Exercise |
Within these entries, which lines include the string "JSON"? Copy each one.

- - - - - - -

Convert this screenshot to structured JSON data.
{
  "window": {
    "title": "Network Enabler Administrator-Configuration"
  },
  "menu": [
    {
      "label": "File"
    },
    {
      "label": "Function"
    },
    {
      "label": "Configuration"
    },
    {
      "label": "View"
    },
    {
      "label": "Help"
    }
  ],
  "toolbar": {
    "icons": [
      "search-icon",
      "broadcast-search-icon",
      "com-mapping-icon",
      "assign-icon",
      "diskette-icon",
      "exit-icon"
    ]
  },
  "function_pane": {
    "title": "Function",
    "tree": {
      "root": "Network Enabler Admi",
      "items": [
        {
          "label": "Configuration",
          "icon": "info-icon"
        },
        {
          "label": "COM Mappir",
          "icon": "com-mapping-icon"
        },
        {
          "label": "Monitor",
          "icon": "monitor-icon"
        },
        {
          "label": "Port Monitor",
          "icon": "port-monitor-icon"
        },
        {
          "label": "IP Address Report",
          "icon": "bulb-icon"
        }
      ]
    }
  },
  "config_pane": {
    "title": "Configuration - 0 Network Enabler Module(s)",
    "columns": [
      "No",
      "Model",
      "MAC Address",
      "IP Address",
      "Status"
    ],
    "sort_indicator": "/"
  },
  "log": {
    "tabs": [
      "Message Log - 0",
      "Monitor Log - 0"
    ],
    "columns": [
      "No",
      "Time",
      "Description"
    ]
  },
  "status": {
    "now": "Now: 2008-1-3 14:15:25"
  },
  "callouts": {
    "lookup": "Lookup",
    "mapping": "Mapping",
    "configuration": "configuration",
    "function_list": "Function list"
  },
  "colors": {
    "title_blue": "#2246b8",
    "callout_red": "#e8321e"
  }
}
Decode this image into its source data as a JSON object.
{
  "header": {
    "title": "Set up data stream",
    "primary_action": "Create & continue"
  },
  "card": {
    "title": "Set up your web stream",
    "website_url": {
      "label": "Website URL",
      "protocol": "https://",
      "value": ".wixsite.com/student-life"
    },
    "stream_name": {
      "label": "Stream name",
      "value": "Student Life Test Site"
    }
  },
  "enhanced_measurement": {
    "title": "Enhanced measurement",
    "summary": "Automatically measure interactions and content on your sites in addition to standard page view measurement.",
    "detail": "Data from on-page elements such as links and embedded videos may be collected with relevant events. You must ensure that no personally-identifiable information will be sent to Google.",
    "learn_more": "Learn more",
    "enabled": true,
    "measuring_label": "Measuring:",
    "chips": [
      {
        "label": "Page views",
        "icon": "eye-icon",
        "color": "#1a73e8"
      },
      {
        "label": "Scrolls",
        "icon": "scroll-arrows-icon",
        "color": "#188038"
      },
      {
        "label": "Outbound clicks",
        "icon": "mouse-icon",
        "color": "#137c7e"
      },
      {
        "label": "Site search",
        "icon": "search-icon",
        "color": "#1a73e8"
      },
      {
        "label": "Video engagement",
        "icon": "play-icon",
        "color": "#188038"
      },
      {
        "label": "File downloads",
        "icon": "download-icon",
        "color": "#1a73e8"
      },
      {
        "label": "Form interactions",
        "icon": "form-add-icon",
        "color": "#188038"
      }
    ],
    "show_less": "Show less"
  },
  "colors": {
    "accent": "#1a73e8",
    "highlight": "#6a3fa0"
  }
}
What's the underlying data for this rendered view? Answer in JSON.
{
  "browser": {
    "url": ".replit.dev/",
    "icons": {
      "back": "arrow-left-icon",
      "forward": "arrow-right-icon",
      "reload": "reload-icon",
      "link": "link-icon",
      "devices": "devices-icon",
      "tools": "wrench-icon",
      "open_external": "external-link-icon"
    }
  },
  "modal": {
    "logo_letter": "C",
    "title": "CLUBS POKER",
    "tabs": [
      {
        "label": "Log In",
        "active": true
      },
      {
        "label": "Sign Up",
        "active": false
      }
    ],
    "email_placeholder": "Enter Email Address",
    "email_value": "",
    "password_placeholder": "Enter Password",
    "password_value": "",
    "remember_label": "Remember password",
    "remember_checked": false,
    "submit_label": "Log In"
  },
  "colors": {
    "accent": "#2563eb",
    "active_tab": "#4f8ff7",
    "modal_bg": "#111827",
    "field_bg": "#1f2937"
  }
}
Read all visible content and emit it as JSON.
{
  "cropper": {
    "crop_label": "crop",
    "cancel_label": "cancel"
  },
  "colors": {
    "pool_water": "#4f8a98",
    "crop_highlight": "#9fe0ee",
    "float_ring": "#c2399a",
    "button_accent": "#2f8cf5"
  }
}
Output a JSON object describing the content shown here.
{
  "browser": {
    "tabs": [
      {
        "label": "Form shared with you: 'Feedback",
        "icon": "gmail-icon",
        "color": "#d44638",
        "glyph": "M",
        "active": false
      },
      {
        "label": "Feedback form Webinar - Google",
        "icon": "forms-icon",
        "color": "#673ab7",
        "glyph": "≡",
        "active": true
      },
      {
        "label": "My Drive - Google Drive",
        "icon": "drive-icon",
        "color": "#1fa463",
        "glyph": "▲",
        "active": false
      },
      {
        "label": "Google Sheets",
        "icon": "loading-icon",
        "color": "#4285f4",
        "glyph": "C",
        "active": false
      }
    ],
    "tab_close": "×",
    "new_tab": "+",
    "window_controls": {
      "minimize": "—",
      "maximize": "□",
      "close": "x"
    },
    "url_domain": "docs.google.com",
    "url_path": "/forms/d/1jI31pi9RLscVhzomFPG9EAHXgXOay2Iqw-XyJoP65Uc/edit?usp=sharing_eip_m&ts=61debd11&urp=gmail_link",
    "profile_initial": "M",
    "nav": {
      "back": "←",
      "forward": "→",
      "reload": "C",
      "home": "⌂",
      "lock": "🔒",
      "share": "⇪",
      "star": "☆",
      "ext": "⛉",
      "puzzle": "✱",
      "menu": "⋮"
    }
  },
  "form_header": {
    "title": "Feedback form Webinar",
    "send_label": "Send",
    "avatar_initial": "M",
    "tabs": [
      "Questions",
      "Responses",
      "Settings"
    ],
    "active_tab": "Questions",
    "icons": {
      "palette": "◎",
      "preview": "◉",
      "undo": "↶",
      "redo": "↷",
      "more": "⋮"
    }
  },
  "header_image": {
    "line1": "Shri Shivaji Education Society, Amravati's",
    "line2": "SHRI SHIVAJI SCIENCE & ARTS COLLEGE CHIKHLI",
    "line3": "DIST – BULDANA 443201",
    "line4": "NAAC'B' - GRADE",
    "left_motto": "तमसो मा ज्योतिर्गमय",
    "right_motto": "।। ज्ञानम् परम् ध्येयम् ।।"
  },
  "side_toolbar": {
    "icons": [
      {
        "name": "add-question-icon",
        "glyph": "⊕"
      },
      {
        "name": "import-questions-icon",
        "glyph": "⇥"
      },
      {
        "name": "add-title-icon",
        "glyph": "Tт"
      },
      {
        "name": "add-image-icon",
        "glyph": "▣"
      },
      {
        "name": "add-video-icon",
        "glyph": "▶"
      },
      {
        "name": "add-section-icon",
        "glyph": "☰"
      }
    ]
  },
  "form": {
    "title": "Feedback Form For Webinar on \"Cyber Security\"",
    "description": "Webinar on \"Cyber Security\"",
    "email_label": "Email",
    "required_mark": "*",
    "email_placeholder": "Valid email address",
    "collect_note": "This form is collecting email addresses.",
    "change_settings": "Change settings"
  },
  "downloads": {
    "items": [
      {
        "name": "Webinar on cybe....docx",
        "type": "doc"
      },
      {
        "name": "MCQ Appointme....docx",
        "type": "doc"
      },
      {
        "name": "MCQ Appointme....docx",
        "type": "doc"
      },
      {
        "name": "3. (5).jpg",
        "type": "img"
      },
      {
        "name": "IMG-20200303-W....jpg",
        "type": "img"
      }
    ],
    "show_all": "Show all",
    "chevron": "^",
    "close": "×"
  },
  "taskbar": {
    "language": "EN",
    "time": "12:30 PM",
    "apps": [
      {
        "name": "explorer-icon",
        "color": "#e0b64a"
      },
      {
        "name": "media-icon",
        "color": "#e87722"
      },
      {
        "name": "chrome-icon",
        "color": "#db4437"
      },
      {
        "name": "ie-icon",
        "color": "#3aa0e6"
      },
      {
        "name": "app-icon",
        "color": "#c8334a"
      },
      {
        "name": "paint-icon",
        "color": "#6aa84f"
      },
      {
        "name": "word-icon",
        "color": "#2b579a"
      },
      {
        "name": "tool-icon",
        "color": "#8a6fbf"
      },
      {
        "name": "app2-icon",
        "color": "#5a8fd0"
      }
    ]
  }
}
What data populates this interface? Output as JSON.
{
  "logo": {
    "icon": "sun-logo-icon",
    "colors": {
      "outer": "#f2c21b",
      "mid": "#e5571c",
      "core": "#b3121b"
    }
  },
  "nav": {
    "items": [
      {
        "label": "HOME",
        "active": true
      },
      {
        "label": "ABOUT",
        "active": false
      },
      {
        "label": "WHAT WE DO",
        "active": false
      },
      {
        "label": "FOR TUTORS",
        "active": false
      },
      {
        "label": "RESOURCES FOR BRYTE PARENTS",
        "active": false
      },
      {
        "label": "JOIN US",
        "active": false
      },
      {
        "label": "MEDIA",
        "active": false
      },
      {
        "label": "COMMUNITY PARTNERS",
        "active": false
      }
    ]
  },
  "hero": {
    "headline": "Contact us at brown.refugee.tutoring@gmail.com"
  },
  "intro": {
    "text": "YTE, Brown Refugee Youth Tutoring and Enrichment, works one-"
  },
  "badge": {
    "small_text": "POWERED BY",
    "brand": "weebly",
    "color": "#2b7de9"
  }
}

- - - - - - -

Written solution |
Convert this screenshot to structured JSON data.
Decode this image into its source data as a JSON object.
What's the underlying data for this rendered view? Answer in JSON.
Read all visible content and emit it as JSON.
Output a JSON object describing the content shown here.
What data populates this interface? Output as JSON.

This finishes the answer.